## Exercise details:
State how many lines of the entries below hold the word "analysis"; reply with nothing but the number.

## Dataset records:
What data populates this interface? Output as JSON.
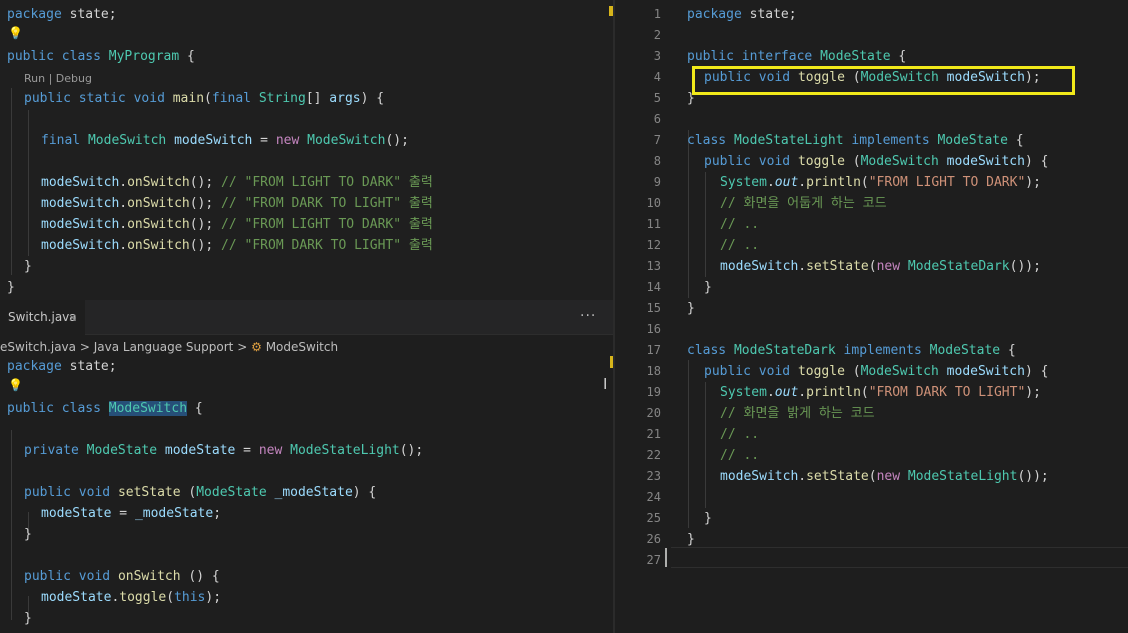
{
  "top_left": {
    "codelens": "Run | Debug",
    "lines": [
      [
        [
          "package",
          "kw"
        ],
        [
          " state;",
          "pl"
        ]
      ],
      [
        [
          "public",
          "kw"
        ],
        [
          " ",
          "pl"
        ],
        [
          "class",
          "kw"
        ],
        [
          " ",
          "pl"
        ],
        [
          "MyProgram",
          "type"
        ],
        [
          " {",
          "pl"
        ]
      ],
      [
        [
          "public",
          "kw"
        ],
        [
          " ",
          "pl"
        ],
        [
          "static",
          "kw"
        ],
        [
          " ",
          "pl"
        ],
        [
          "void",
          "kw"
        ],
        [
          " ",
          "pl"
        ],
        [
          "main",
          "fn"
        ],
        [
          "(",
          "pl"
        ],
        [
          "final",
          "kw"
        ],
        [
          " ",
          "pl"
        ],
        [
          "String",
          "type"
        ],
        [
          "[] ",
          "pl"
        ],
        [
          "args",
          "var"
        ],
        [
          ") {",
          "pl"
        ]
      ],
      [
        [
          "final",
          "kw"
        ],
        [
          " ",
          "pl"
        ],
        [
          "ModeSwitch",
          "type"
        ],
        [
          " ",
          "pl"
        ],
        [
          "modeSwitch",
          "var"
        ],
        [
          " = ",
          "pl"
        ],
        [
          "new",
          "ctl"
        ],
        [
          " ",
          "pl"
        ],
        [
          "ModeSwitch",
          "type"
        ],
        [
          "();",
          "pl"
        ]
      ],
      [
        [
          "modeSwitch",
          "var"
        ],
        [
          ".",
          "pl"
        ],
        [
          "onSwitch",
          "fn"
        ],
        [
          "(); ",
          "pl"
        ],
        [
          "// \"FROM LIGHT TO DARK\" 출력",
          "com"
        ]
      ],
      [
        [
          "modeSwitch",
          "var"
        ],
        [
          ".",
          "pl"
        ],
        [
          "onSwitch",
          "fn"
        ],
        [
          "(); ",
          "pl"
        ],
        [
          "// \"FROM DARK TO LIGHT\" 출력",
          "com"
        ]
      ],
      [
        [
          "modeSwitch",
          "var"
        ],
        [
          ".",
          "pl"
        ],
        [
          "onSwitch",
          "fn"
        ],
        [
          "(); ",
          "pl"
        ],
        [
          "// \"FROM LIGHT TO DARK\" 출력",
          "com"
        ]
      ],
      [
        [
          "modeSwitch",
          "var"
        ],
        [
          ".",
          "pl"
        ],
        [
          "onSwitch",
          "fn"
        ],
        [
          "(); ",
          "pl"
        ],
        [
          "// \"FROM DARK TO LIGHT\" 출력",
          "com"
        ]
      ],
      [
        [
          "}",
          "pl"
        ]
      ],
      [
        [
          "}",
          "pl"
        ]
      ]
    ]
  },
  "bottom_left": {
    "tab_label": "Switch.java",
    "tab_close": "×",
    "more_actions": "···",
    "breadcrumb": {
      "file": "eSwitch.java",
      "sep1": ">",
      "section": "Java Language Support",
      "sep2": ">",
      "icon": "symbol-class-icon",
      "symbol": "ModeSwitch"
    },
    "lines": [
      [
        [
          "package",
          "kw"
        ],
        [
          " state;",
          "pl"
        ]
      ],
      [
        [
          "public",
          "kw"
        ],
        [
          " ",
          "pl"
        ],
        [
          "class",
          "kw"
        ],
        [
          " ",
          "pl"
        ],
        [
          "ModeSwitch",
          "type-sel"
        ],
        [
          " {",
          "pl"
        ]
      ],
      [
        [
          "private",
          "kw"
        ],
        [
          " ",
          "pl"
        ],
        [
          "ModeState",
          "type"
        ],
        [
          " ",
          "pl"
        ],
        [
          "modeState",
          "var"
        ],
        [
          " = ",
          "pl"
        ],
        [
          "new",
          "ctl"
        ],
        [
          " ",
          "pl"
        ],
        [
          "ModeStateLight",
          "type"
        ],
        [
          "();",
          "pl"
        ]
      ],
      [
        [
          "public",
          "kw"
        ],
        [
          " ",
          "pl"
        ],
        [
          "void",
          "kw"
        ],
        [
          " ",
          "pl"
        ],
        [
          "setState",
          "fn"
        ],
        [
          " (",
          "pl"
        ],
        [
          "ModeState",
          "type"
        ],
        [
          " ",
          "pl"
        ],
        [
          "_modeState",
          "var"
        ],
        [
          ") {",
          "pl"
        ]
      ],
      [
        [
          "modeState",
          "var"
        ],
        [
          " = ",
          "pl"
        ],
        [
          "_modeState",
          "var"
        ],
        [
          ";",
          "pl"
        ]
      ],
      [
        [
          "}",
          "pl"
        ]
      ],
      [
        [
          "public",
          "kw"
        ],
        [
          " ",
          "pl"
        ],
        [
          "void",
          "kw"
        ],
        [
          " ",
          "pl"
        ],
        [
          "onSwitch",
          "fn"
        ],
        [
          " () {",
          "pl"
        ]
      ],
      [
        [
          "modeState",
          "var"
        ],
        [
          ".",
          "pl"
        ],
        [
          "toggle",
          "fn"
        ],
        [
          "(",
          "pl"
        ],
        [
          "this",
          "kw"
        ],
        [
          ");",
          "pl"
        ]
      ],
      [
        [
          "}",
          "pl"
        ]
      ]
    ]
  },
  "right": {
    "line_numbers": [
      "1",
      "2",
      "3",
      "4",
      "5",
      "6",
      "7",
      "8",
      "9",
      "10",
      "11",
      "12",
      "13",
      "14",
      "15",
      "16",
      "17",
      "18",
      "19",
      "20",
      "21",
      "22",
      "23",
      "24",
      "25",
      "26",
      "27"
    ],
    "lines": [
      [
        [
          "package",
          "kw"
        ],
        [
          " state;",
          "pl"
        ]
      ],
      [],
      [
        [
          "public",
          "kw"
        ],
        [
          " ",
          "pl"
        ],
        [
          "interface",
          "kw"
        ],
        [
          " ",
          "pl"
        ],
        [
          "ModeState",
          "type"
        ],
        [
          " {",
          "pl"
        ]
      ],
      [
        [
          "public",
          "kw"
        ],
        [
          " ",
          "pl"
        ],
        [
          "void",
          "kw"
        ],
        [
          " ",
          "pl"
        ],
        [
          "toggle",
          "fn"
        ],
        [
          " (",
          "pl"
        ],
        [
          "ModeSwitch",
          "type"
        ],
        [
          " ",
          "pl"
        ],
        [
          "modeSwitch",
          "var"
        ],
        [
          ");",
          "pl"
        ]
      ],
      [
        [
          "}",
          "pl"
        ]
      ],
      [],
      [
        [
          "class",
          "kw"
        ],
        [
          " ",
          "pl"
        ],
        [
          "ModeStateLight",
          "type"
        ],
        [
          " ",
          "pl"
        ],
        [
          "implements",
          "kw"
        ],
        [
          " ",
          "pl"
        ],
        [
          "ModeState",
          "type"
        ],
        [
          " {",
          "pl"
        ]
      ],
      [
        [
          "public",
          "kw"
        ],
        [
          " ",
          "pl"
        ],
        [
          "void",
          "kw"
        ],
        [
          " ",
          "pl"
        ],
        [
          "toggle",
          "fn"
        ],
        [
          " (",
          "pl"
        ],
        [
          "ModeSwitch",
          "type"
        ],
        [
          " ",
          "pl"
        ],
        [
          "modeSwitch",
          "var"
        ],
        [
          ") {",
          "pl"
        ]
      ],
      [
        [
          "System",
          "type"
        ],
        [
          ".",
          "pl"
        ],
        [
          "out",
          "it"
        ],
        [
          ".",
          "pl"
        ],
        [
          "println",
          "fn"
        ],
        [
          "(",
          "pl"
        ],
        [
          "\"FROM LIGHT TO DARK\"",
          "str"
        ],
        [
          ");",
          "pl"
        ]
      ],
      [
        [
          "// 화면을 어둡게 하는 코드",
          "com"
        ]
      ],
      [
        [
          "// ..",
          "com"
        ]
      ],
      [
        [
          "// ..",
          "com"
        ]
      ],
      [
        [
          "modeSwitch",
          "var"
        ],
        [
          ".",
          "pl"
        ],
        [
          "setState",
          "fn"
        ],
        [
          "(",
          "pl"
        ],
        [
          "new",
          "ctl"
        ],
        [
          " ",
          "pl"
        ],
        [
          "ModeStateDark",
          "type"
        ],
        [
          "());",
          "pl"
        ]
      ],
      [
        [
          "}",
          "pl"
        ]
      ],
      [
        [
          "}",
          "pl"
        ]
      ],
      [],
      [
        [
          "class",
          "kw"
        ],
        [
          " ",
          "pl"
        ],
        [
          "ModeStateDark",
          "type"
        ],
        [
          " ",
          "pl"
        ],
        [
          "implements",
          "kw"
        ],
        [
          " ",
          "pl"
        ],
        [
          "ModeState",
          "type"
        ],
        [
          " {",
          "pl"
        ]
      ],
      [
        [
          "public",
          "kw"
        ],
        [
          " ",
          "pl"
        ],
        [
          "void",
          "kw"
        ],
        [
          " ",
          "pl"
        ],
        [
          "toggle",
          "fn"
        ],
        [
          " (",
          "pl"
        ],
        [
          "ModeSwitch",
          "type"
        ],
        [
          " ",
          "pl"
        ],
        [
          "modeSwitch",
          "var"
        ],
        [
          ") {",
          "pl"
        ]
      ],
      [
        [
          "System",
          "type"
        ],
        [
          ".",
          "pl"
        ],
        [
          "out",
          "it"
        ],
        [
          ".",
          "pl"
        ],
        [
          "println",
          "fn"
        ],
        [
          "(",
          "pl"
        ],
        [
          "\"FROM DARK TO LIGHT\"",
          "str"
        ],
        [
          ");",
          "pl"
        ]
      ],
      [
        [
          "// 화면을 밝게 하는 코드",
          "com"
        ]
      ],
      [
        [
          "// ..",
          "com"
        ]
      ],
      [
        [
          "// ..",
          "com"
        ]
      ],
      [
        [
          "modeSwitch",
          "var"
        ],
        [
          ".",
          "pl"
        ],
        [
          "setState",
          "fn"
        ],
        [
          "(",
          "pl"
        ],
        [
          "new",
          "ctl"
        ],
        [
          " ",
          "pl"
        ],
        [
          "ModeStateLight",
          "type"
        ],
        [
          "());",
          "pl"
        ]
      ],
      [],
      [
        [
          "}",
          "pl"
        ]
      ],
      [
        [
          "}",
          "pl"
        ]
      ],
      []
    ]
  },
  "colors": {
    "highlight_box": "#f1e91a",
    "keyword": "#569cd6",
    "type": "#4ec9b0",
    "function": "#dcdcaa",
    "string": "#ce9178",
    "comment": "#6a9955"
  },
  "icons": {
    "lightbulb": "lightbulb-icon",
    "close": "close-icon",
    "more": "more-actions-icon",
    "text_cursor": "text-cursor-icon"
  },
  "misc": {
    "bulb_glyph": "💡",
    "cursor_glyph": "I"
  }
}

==

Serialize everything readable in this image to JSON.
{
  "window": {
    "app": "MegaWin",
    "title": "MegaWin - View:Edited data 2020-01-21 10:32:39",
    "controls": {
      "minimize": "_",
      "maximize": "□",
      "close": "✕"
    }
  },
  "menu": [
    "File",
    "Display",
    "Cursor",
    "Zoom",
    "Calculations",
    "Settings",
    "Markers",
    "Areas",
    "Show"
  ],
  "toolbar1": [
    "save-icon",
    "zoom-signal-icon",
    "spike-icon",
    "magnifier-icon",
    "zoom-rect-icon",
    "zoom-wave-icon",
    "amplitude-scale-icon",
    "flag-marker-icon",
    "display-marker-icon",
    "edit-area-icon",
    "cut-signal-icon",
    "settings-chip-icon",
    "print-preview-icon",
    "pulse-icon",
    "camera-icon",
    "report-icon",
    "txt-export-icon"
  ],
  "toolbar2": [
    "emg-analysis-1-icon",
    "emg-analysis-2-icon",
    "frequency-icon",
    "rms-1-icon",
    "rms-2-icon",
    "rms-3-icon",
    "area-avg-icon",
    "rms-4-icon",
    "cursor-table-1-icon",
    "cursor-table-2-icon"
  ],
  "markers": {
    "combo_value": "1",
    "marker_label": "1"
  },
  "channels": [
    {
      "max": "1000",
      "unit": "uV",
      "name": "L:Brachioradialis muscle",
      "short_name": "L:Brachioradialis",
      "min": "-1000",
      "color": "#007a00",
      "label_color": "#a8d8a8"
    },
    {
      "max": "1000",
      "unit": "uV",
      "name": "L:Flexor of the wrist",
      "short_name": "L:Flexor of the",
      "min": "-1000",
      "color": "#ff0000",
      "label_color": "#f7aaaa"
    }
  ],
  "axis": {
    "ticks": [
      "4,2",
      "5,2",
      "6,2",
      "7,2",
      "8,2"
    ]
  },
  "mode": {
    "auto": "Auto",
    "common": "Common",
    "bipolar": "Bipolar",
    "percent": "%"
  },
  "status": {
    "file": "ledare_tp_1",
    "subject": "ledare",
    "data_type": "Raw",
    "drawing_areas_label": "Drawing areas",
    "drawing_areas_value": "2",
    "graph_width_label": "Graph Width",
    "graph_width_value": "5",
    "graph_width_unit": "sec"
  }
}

## Your response:
2